Most people call the monarch butterfly beautiful, exquisite or maybe even divine. But it's more like a sick eighth wonder of the world.
Consider its challenges:
In the last 20 years, the number of monarchs has declined by about 90%, according to sources. While there have been some minor recent increases, the U.S. Fish and Wildlife Service is still so concerned that it is considering putting the butterfly on the endangered species list.
There are so many things that work against the monarch.
Let's start close to home. They start out in backyards as dangerous looking caterpillars that unaware little boys squash for fun.
Assuming they do make it out of their squirming papoose, they fly around for four to six weeks trying to avoid spider webs and predator birds that can wipe out more than half them.
As delicate as they are, somehow the Eastern monarchs fly 2,500 miles to Mexico for winter. There, they are faced with declining habitat in the high-altitude oyamel fir tree forests of Michoacan.
A few Western monarchs hang out year-round in Southern California but not as many. You'll start seeing more of them soon as it warms up — perhaps. Some local monarch way stations include Norma Gibbs Park in Huntington Beach; Huntington Beach Central Park Amphitheater; Golden West College eucalyptus grove in Huntington Beach; Gum Grove Park in Seal Beach; Mile Square Park in Fountain Valley; San Clemente State Park; and Doheny State Beach in Dana Point.
In an effort to help with the monarch's survival, the city of Laguna Beach gave $5,000 to the environmental group Transition Laguna. Leader Chris Prelitz recently organized a kickoff meeting to like-minded supporters. More information is at www.facebook.com/TransitionLaguna.
The first order of business was to draft an action plan that focused on education and identifying possible parcels of land where milkweed and nectar plants could be planted. The monarch caterpillars only eat milkweed.
"There have been some areas in our canyons that have been ravaged, basically, and need restoration," Prelitz said. "So restoring them with natives but also at the same time help attract the butterflies and help sustain them."
Prelitz has had conversations with groups like the Laguna Canyon Foundation, the Laguna Library monarch project, the Garden Club and others in Orange County to unite efforts.
The reason Prelitz likes this project is it's easy to understand. While the larger international issue about habitat is complex, the local efforts can have an immediate effect.
"If people get excited about the monarchs, and they or their kids start getting involved, and then you start educating them about the effects of pesticides and fertilizers, then they make better choices about what they put on their own lawns," he said. "More and more people are making better eco-choices."
A key to trying to organize the public is not overwhelming them with too much information or requests, Prelitz said.

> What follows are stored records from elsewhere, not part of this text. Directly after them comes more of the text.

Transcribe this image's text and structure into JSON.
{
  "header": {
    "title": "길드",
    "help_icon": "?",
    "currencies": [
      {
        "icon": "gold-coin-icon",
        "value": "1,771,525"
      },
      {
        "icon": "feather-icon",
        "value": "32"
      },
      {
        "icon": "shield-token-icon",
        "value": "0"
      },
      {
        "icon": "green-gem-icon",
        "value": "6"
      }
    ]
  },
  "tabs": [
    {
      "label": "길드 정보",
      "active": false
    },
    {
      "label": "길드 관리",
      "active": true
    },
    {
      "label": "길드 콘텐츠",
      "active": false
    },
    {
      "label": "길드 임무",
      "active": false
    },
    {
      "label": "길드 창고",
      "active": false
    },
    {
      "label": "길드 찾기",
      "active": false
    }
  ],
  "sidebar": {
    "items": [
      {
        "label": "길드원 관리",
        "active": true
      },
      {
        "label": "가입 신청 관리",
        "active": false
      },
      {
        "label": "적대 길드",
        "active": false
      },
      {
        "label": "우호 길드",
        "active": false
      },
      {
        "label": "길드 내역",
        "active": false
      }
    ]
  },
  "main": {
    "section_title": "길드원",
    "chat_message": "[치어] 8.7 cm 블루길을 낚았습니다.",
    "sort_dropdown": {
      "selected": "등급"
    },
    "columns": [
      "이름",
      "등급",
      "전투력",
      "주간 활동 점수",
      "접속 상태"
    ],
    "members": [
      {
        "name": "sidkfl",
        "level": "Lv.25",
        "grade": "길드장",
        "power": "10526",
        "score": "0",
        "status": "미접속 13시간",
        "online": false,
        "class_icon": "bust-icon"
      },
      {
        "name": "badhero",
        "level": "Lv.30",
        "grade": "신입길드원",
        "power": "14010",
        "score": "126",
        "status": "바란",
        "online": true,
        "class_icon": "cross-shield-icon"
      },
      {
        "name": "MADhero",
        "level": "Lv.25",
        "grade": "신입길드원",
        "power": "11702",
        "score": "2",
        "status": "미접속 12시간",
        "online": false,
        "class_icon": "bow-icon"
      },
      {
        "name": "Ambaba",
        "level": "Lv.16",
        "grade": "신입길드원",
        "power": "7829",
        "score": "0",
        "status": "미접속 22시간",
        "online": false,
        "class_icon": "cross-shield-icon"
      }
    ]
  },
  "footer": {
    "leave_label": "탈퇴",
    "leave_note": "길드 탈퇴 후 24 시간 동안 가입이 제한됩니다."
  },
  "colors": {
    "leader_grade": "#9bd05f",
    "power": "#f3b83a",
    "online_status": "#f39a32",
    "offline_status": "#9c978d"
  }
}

"We really need to take care of everything, but this is one thing that they can get their arms around without going into eco-warrior overload," he said. "Right now there is so much stress in the world and so much that we're worried about. This could be just one little thing that we do on our watch that we help to make sure that this magnificent animal — and I look at it as one of the most incredibly best designed creations ever done — doesn't go back on the endangered species list."
While the group gets its activities organized, the butterflies will be coming out of their winter hibernation. Local nurseries will start stocking milkweed for those people who want to help right away.
Although milkweed is important, there are other requirements necessary for the survival of monarchs. A new study by Cornell University says flower nectar is probably more critical right now so that the monarchs have the energy to make it to Mexico.
Also, because of the tremendous distances, the butterflies need landscapes that are free of obstructions, insecticides and other hazards.
Finally, the forests in Mexico, which are only about the size of New York City, have been degraded by logging and human activities.
In general, butterflies are good indicators of a healthy ecosystem. They are remarkable pollinators and an important part of the food chain.
Their obvious benefit, of course, is that people just like them.
In fact, it's hard to think of monarch butterflies as insects. They are more like birds — fragile yet sturdy enough to fly thousands of miles.
When you're around one, they seem remarkably in the moment and carefree.
They flit and bob as if on some mysterious electric wire of nature. When they do stop on a flower, they give a visual sigh of relief, slowing and lowering their wings, collecting new energy.
They soak up the nectar of the gods like an ambrosia lifeline.
Mythic or completely natural, the monarch story will hinge on mankind's involvement. And not surprisingly, the history is not good.
Perhaps this time the outcome will be a beautiful surprise.
DAVID HANSEN is a writer and Laguna Beach resident. He can be reached at firstname.lastname@example.org.